Angry Birds so Roundy Roundy.
A flock of flightless birds on an isolated island has their eggs stolen by a group of pigs. The birds angrily get their eggs back before the pigs can make an omelet. Shakespeare this ain’t.
THE ANGRY BIRDS MOVIE is the animated cartoon based on the “most downloaded freemium game series of all time,” Angry Birds (created by Rovio Entertainment). The Angry Birds brand has infiltrated so much media (cartoons, spinoffs, plush, books, games), it is impossible to extricate it from modern culture; this movie is merely another signpost in the Angry Birds landscape.
And guess that one person who has never downloaded the game, never watched the cartoons, never once toppled a piggy house with an angry bird? Yup, THIS guy… which makes me the MOST qualified to review this movie, because I am not tainted by prejudice. I’m not going to compare the movie’s veracity with the AB Universe at large. Does THE ANGRY BIRDS MOVIE stand up on its own?
Yes. It’s a kiddie’s movie, funny and cute and rounded, with good gags predicated on its cuteness, and as many opportunities for merchandising as possible, serving its purpose of jetting the Angry Birds brand into another realm.
Jason Sudeikis voices Red, a bushy-browed, soccer-ball-shaped bird, who apparently has anger issues. If being irritated by the cloying over-friendliness of all the other birds on the island means “anger issues” then we all need therapy. Sent to an Anger Management class, he meets Chuck (Josh Gad), who is basically The Flash, Bomb (Danny McBride), who can’t control blowing himself up – literally, and Terence (Sean Penn, who grunts a couple times to warrant having his name credited for marquee strength). (With Chuck’s speed, there is a nice parody of the Quicksilver scene from X-MEN: DAYS OF FUTURE PAST.)
When a group of green piggies arrive on a ship bearing gifts (a trampoline, a giant slingshot), Red and his mates are the only ones suspicious of the piggies’ motives. Not least because none of the birds know what a “pig” is. The pigs proceed to lull the birds into a false sense of serenity with their parties and huge green asses, while surreptitiously stealing all their eggs.
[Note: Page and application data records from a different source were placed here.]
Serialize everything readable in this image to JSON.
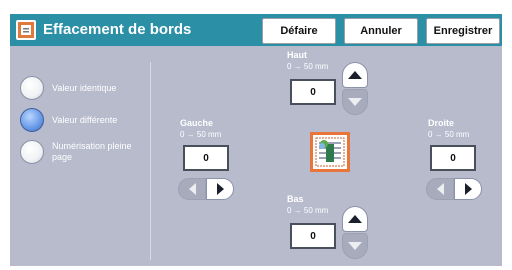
{
  "header": {
    "title": "Effacement de bords",
    "buttons": {
      "undo": "Défaire",
      "cancel": "Annuler",
      "save": "Enregistrer"
    }
  },
  "options": {
    "items": [
      {
        "label": "Valeur identique",
        "selected": false
      },
      {
        "label": "Valeur différente",
        "selected": true
      },
      {
        "label": "Numérisation pleine page",
        "selected": false
      }
    ]
  },
  "edges": {
    "top": {
      "label": "Haut",
      "range": "0 → 50 mm",
      "value": "0"
    },
    "left": {
      "label": "Gauche",
      "range": "0 → 50 mm",
      "value": "0"
    },
    "right": {
      "label": "Droite",
      "range": "0 → 50 mm",
      "value": "0"
    },
    "bottom": {
      "label": "Bas",
      "range": "0 → 50 mm",
      "value": "0"
    }
  },
  "colors": {
    "header_bg": "#2b8fa6",
    "panel_bg": "#b7bbcc",
    "selected_radio": "#5b8ad8"
  },
  "icons": {
    "title": "edge-erase-icon",
    "preview": "document-preview-icon"
  }
}
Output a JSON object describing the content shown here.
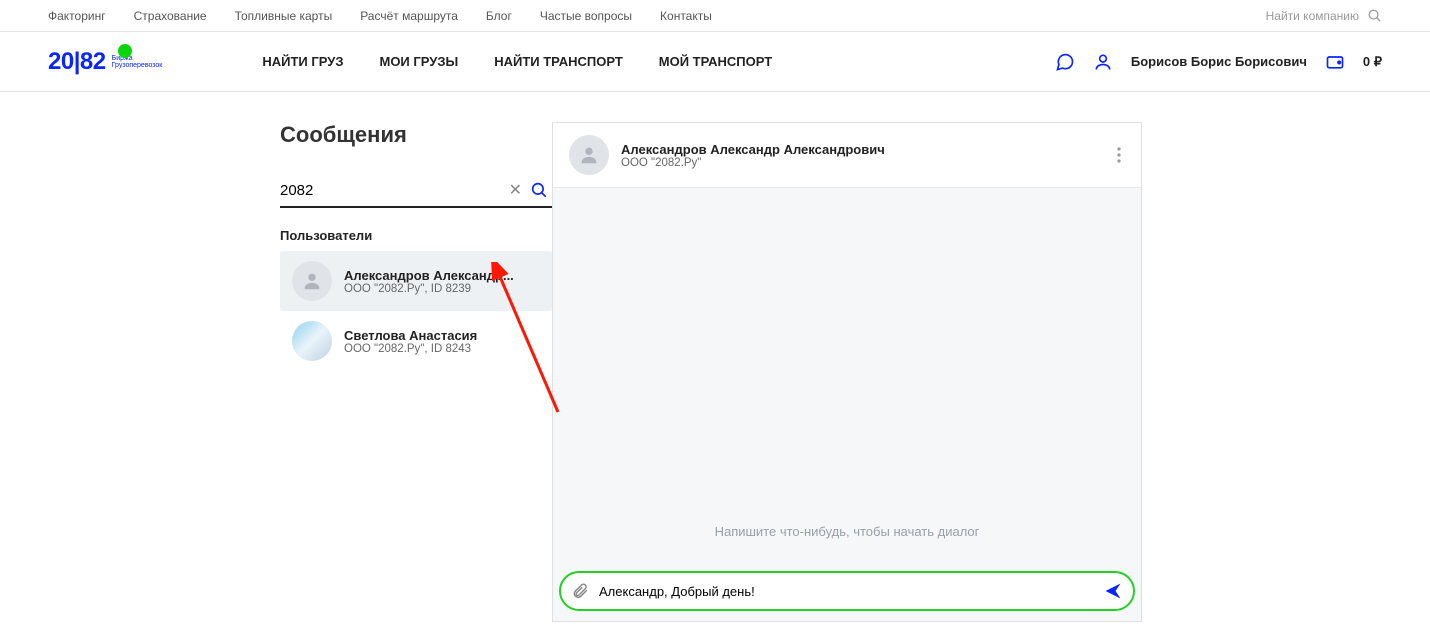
{
  "topnav": {
    "links": [
      "Факторинг",
      "Страхование",
      "Топливные карты",
      "Расчёт маршрута",
      "Блог",
      "Частые вопросы",
      "Контакты"
    ],
    "search_placeholder": "Найти компанию"
  },
  "logo": {
    "main": "20|82",
    "sub1": "Биржа",
    "sub2": "Грузоперевозок"
  },
  "nav": [
    "НАЙТИ ГРУЗ",
    "МОИ ГРУЗЫ",
    "НАЙТИ ТРАНСПОРТ",
    "МОЙ ТРАНСПОРТ"
  ],
  "user": {
    "name": "Борисов Борис Борисович",
    "balance": "0 ₽"
  },
  "page": {
    "title": "Сообщения"
  },
  "search": {
    "value": "2082"
  },
  "section": {
    "users_label": "Пользователи"
  },
  "users": [
    {
      "name": "Александров Александр...",
      "sub": "ООО \"2082.Ру\", ID 8239"
    },
    {
      "name": "Светлова Анастасия",
      "sub": "ООО \"2082.Ру\", ID 8243"
    }
  ],
  "chat": {
    "contact_name": "Александров Александр Александрович",
    "contact_sub": "ООО \"2082.Ру\"",
    "empty": "Напишите что-нибудь, чтобы начать диалог",
    "compose_value": "Александр, Добрый день!"
  }
}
Red, Chuck and Bomb trek up the forbidden mountain seeking the help of the mythical Mighty Eagle (voiced by Peter Dinklage), who used to be protector of the island, but has vanished into legend – only to find Mighty is out of shape, out of his mind, and self-delusional. Yet he still fulfills the role of the, uh, Eagles, in LORD OF THE RINGS, as he is the only bird who can fly and therefore appears out of nowhere to save Frodo’s ass at the last minute.
The pigs abscond with all the Birds’ eggs, to Piggy Island (which is littered with sight gags like The Hog Wash, The Piggy Bank, Kevin Bacon as Hamlet, etc.). This naturally makes the birds very angry, so they build a boat and give chase, then use their giant slingshot to angrily launch themselves at the pigs’ domiciles and topple them. The game, the movie, the cartoon, full circle.
Interesting to note that Red’s pep talk to the birds includes a reference to them being “descended from dinosaurs,” so they should be ferocious in their revenge. That’s a line that is taken for granted, whereas 80 years ago it would have been sacrilege to paleontologists. (It also means they have Darwinian understanding of evolution – yet none of them have heard of “pigs”!)
Other voices used for marquee purposes include Maya Rudolph, Bill Hader (as Leonard the Pig King), Keegan-Michael Key, Kate McKinnon and Hannibal Buress. Are there any metrics to prove that this tactic does not move the profit needle? It’s become standard fare to hire ACTORS instead of VOICE ACTORS for animated features; though all these actors are fine, they should stick to live action and not take the jobs of talented voice actors that have made their bones at their professions for decades. That always makes me angry.